### AIM OF THE TASK
Could you output every record again, exactly as given?

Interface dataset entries

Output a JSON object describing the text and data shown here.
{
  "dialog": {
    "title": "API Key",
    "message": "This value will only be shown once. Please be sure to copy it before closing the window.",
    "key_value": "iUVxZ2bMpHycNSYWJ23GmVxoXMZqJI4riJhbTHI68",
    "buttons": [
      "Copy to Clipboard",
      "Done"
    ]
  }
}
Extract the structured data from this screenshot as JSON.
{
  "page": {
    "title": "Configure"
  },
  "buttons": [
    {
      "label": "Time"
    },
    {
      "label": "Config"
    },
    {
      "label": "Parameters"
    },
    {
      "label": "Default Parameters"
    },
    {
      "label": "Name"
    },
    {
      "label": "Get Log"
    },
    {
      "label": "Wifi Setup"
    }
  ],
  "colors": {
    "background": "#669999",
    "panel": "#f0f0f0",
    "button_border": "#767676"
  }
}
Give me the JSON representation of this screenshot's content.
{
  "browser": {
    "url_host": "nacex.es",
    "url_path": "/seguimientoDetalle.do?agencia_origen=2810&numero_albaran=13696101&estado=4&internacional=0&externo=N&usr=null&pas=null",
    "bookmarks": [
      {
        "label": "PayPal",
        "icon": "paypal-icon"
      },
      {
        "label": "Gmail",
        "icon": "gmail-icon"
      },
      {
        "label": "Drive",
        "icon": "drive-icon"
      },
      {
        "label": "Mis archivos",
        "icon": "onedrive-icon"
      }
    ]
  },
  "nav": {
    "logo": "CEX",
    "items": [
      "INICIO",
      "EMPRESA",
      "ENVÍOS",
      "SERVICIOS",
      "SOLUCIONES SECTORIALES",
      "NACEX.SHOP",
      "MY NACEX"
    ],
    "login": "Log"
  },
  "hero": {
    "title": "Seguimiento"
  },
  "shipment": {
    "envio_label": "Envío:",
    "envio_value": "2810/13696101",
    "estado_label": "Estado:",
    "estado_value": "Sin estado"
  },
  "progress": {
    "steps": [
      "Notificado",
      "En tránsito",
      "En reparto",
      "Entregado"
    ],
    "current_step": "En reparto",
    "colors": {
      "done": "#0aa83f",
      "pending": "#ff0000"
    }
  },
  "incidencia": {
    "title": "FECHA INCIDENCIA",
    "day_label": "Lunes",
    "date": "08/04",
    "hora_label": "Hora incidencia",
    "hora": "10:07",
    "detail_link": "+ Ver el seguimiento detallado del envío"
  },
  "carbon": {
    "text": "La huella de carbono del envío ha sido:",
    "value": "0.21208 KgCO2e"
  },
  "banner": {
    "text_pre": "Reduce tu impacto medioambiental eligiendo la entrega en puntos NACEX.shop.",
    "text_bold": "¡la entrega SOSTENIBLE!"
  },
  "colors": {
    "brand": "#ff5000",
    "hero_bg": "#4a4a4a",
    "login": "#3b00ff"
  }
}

### RESPONSE TO THE EXERCISE
Output a JSON object describing the text and data shown here.
{
  "dialog": {
    "title": "API Key",
    "message": "This value will only be shown once. Please be sure to copy it before closing the window.",
    "key_value": "iUVxZ2bMpHycNSYWJ23GmVxoXMZqJI4riJhbTHI68",
    "buttons": [
      "Copy to Clipboard",
      "Done"
    ]
  }
}
Extract the structured data from this screenshot as JSON.
{
  "page": {
    "title": "Configure"
  },
  "buttons": [
    {
      "label": "Time"
    },
    {
      "label": "Config"
    },
    {
      "label": "Parameters"
    },
    {
      "label": "Default Parameters"
    },
    {
      "label": "Name"
    },
    {
      "label": "Get Log"
    },
    {
      "label": "Wifi Setup"
    }
  ],
  "colors": {
    "background": "#669999",
    "panel": "#f0f0f0",
    "button_border": "#767676"
  }
}
Give me the JSON representation of this screenshot's content.
{
  "browser": {
    "url_host": "nacex.es",
    "url_path": "/seguimientoDetalle.do?agencia_origen=2810&numero_albaran=13696101&estado=4&internacional=0&externo=N&usr=null&pas=null",
    "bookmarks": [
      {
        "label": "PayPal",
        "icon": "paypal-icon"
      },
      {
        "label": "Gmail",
        "icon": "gmail-icon"
      },
      {
        "label": "Drive",
        "icon": "drive-icon"
      },
      {
        "label": "Mis archivos",
        "icon": "onedrive-icon"
      }
    ]
  },
  "nav": {
    "logo": "CEX",
    "items": [
      "INICIO",
      "EMPRESA",
      "ENVÍOS",
      "SERVICIOS",
      "SOLUCIONES SECTORIALES",
      "NACEX.SHOP",
      "MY NACEX"
    ],
    "login": "Log"
  },
  "hero": {
    "title": "Seguimiento"
  },
  "shipment": {
    "envio_label": "Envío:",
    "envio_value": "2810/13696101",
    "estado_label": "Estado:",
    "estado_value": "Sin estado"
  },
  "progress": {
    "steps": [
      "Notificado",
      "En tránsito",
      "En reparto",
      "Entregado"
    ],
    "current_step": "En reparto",
    "colors": {
      "done": "#0aa83f",
      "pending": "#ff0000"
    }
  },
  "incidencia": {
    "title": "FECHA INCIDENCIA",
    "day_label": "Lunes",
    "date": "08/04",
    "hora_label": "Hora incidencia",
    "hora": "10:07",
    "detail_link": "+ Ver el seguimiento detallado del envío"
  },
  "carbon": {
    "text": "La huella de carbono del envío ha sido:",
    "value": "0.21208 KgCO2e"
  },
  "banner": {
    "text_pre": "Reduce tu impacto medioambiental eligiendo la entrega en puntos NACEX.shop.",
    "text_bold": "¡la entrega SOSTENIBLE!"
  },
  "colors": {
    "brand": "#ff5000",
    "hero_bg": "#4a4a4a",
    "login": "#3b00ff"
  }
}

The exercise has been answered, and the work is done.